### Work to complete
Your task is to show every line in the listing below that includes "Roman".

### Data
****

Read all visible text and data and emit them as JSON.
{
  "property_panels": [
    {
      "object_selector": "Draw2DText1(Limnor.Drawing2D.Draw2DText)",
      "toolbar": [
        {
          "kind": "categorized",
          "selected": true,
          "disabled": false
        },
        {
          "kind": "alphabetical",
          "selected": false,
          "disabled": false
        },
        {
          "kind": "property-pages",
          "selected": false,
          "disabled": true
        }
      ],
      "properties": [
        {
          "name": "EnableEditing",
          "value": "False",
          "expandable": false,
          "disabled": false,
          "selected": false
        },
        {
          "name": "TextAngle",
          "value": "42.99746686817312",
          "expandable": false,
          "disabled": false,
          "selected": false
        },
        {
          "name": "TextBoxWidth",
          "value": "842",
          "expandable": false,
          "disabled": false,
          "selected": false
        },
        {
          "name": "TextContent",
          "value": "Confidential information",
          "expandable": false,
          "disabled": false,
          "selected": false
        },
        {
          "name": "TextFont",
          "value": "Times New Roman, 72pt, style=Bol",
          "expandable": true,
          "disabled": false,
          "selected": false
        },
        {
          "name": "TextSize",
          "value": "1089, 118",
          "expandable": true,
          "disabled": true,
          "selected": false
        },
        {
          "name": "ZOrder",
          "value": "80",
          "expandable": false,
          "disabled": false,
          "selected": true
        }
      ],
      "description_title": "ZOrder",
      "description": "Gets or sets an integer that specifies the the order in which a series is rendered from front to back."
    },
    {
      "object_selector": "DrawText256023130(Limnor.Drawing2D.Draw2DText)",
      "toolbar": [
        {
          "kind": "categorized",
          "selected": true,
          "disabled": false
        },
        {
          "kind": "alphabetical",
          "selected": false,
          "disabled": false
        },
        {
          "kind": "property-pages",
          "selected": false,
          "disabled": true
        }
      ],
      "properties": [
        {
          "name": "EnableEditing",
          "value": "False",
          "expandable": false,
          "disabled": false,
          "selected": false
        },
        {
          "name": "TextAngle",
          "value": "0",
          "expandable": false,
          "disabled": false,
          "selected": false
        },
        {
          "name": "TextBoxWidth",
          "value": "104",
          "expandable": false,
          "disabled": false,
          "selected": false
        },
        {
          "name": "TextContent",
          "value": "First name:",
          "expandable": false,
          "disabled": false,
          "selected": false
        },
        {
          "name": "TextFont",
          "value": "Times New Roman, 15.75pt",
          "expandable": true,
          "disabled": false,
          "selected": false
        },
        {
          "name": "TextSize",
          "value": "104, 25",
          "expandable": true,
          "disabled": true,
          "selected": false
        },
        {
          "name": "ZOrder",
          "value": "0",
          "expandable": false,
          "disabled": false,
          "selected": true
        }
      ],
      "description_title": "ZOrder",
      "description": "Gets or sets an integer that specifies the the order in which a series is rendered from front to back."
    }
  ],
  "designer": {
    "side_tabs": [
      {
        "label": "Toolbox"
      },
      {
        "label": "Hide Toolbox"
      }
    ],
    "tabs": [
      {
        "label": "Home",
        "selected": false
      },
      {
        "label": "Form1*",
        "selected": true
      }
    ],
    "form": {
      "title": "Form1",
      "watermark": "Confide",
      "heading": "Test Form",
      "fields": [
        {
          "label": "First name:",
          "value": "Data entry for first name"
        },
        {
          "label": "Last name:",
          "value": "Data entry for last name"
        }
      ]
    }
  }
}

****

### Exercise answer
          "value": "Times New Roman, 72pt, style=Bol",
          "value": "Times New Roman, 15.75pt",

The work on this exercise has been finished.